A Palm Tree Named Gloria Is the Focal Point of Mara Hoffman’s New Store
Here’s how to bring the designer’s comfort-first ethos home.
Published Feb 5, 2022 10:42 AM
We may earn revenue from the products available on this page and participate in affiliate programs.
Fashion designer Mara Hoffman’s first visit to the SoHo storefront ended with a hard no. “It was a gut feeling; it wasn’t the right environment,” she remembers. Then she revisited the brick-and-mortar three years later. This time she left with a signed lease. “There was something about the light,” Hoffman says with a laugh.
While it may not seem like ideal timing for a shop opening, what with the midwinter Omicron spike, Hoffman insists that a sense of community is needed now more than ever. For the design of her new stomping grounds, she partnered with Lisha Bai, founder of Studio Archive Project, an art gallery also focused on connection. “Mara’s process is layered and guided by creative instinct, much like furnishing a home,” says Bai. We discovered how the space informs the decor and vice versa—starting with Gloria, the giant palm tree that greets you at the front door.
“Gloria is my biggest stressor,” Hoffman jokes. “Even more so than trying to design the next collection.” Because the humidity-loving species is placed in front of the door, the windy, crisp New York City weather has been a constant battle.

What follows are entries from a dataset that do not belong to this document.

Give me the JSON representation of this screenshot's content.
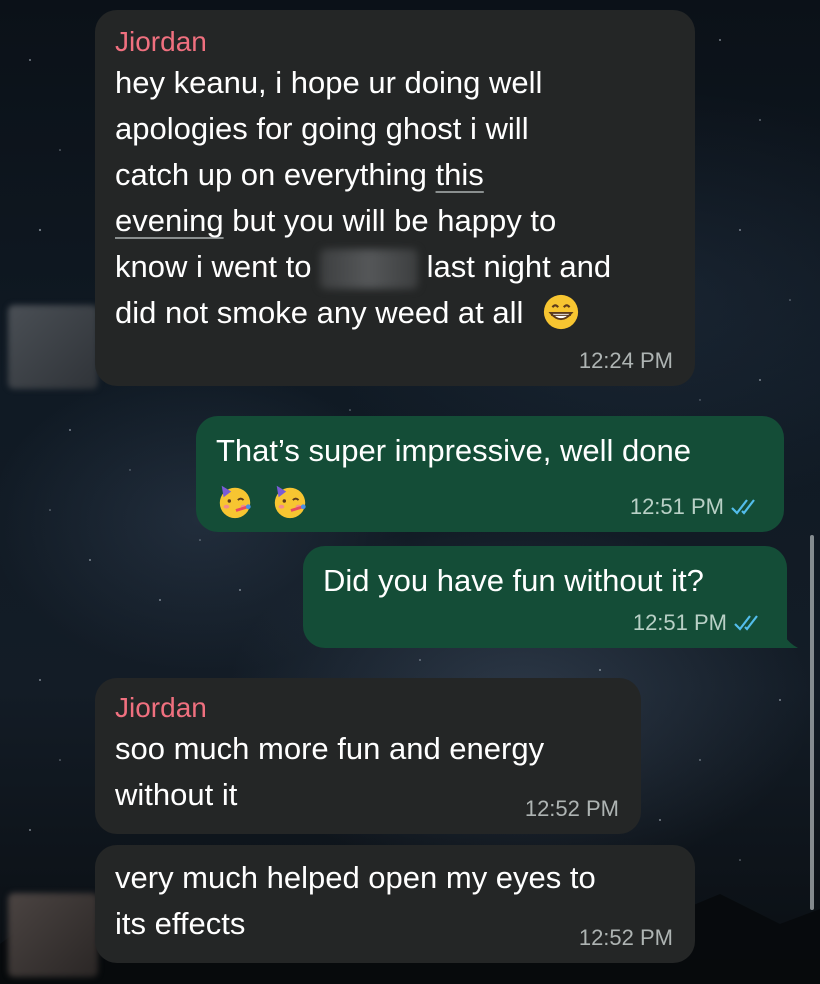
{
  "messages": [
    {
      "sender": "Jiordan",
      "time": "12:24 PM",
      "lines": {
        "l1": "hey keanu, i hope ur doing well",
        "l2": "apologies for going ghost i will",
        "l3a": "catch up on everything ",
        "l3b": "this",
        "l4a": "evening",
        "l4b": " but you will be happy to",
        "l5a": "know i went to ",
        "l5b": "last night and",
        "l6": "did not smoke any weed at all"
      }
    },
    {
      "text": "That’s super impressive, well done",
      "time": "12:51 PM",
      "status": "read"
    },
    {
      "text": "Did you have fun without it?",
      "time": "12:51 PM",
      "status": "read"
    },
    {
      "sender": "Jiordan",
      "text_l1": "soo much more fun and energy",
      "text_l2": "without it",
      "time": "12:52 PM"
    },
    {
      "text_l1": "very much helped open my eyes to",
      "text_l2": "its effects",
      "time": "12:52 PM"
    }
  ],
  "icons": {
    "read_receipt": "double-check-icon",
    "emoji_grin": "grinning-face-emoji",
    "emoji_party": "partying-face-emoji"
  },
  "colors": {
    "incoming_bubble": "#242626",
    "outgoing_bubble": "#144d37",
    "sender_name": "#f0707f",
    "read_ticks": "#53bdeb"
  }
}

When the store is closed, Hoffman cranks the heat to offer a little overnight help.
She has always been drawn to flora, picking plants off of garbage piles on the curb just as frequently as she buys them in the city’s Flower District. In her shop, however, the foliage curation is a bit less haphazard. “For me, it’s about scale, about creating an emotional response,” Hoffman explains. Her beloved palm is positioned to draw you inside, while the pothos and monstera leaves along the back wall highlight the architectural steps.
The Little Details
The artwork in the shop, curated by Bai, will rotate every few months. “I just love the idea that this space can be a living, breathing organism that isn’t just set up and done. It’s not like a franchise,” says Hoffman.
The first artist to be featured, ceramist Elisa Soliven, was a natural choice for both Bai and Hoffman. “Elisa’s sculptural work relates very much to the body. By referencing the hips, feet, face, and torso, her surfaces reveal the history of its making,” explains Bai, much like Hoffman’s clothing. A vase sits on the checkout counter, while another few can be found in the fitting room alcoves. The cutouts provide display spots without cluttering the already limited floor space (take note, anyone with equally restrictive square footage).
Despite Mara Hoffman being a fashion brand, the clothing didn’t dictate the store’s atmosphere as much as emotion did. Hoffman is a self-described “guttural designer”—everything she does is based on how she wants to feel. And while shopping, that feeling is engaged and comfortable—trying on a linen frock under fluorescent lights is a no go. Instead ceiling-mounted fixtures with ultra-flattering, warm-tone bulbs adorn each curtain-lined corner. (You get bonus scene-setting points if your lamps at home have a golden glow and are on a dimmer.) “At some point, your relationship with that dress will end,” Hoffman explains. “But the experience of a new environment, that will stay with you.”